For example - it keeps clouser eyes in place even when you are hanging the fly up on oyster beds on every other cast.

Just my opinion....

04-29-2002, 08:52 AM
...nothing more than opinion and experience.

Frankly, the several whip finishing tools I own sit idle and virtually ignored, as I finish almost all heads I tie with my fingers, and I'll never figure out why I even bought them. I've almost always finished flies that way; though I haven't tied anything tiny enough (insert EDIT to imply LATELY:whoa: ) to warrant using a precision tool, I still find it's almost a forced thought to reach for a whip-finisher. Maybe I'm stubborn or stupid, I don't know, but it seems a lot easier to just pick the thread up on my fingers and go from there.

04-29-2002, 08:19 PM
A big thank you to all for the helpful advise. I caught my first fish on a fly I tied tonight (Olive over chartreuse closer). Not a monster but I will take a nice 12" schoolie any day. I also hooked and long range released a big fish (estimated at about 25-30"). The fish jumped out of the water and upon thinking back I think it may have been a weakfish. I don't recall seeing stripes and the fish had a yellowish tinge and changed directions abruptly a number of times which I have been told are all characteristics of this elusive fish.

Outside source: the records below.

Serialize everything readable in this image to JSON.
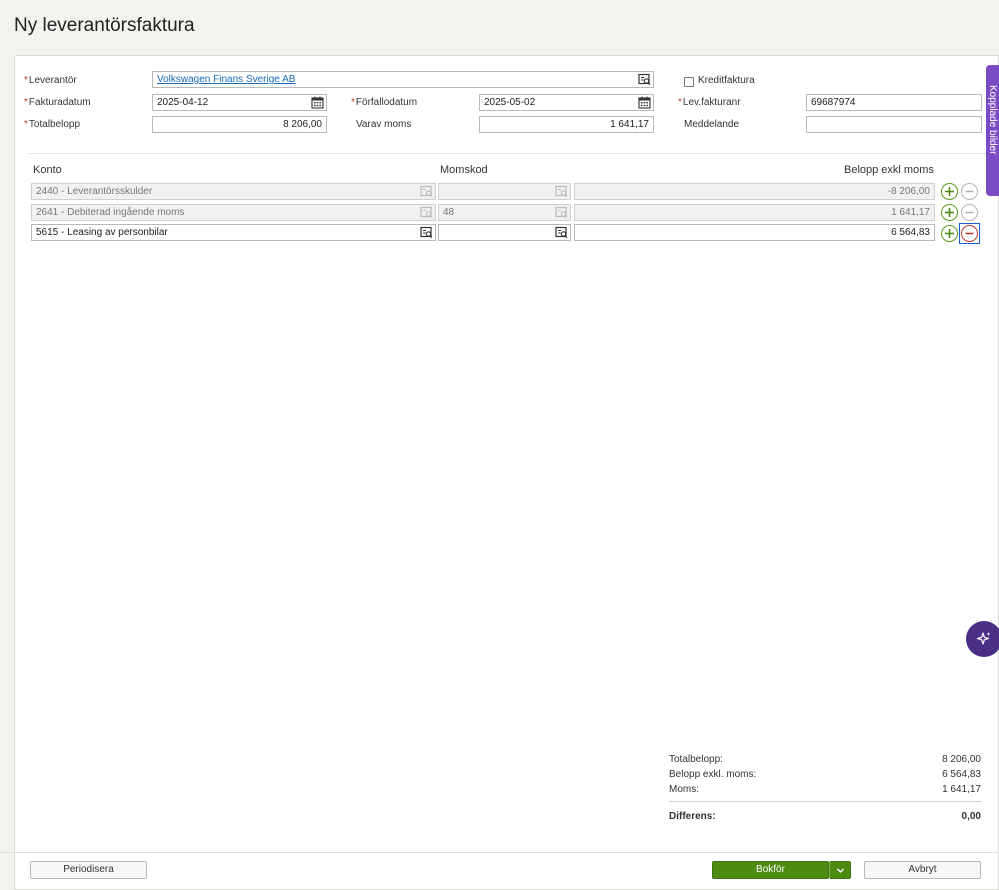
{
  "page": {
    "title": "Ny leverantörsfaktura"
  },
  "header_form": {
    "required_mark": "*",
    "supplier": {
      "label": "Leverantör",
      "value": "Volkswagen Finans Sverige AB"
    },
    "credit_invoice": {
      "label": "Kreditfaktura",
      "checked": false
    },
    "invoice_date": {
      "label": "Fakturadatum",
      "value": "2025-04-12"
    },
    "due_date": {
      "label": "Förfallodatum",
      "value": "2025-05-02"
    },
    "supplier_invoice_no": {
      "label": "Lev.fakturanr",
      "value": "69687974"
    },
    "total_amount": {
      "label": "Totalbelopp",
      "value": "8 206,00"
    },
    "vat_amount": {
      "label": "Varav moms",
      "value": "1 641,17"
    },
    "message": {
      "label": "Meddelande",
      "value": ""
    }
  },
  "lines": {
    "columns": [
      "Konto",
      "Momskod",
      "Belopp exkl moms"
    ],
    "rows": [
      {
        "account": "2440 - Leverantörsskulder",
        "vat_code": "",
        "amount": "-8 206,00",
        "editable": false
      },
      {
        "account": "2641 - Debiterad ingående moms",
        "vat_code": "48",
        "amount": "1 641,17",
        "editable": false
      },
      {
        "account": "5615 - Leasing av personbilar",
        "vat_code": "",
        "amount": "6 564,83",
        "editable": true
      }
    ]
  },
  "summary": {
    "total_label": "Totalbelopp:",
    "total_value": "8 206,00",
    "excl_label": "Belopp exkl. moms:",
    "excl_value": "6 564,83",
    "vat_label": "Moms:",
    "vat_value": "1 641,17",
    "diff_label": "Differens:",
    "diff_value": "0,00"
  },
  "footer": {
    "periodize_label": "Periodisera",
    "post_label": "Bokför",
    "cancel_label": "Avbryt"
  },
  "side_tab": {
    "label": "Kopplade bilder"
  },
  "colors": {
    "primary": "#4d8a12",
    "side_tab": "#7b4bc4",
    "ai_button": "#4a2f86",
    "link": "#1a6bb8"
  },
  "icons": [
    "lookup-icon",
    "calendar-icon",
    "plus-icon",
    "minus-icon",
    "sparkle-icon",
    "chevron-down-icon"
  ]
}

Tight Lines,

04-30-2002, 02:30 PM
Sean, regarding your observation of the Blonde series.

Think about the pioneers of saltwater fly fishing and the name Joe Brooks. Historically, Joe's credited with the Blonde series, as is well known, but - that series is heralded as a premier in the development of saltwater tying patterns. If you look at the basic pattern, compare it to the deceivers you recognize today. It's widely accepted, not to slight any one other tyer of repute, that the deceiver, weighted head or other similar styling is fine tuning of Brooks' Blonde series.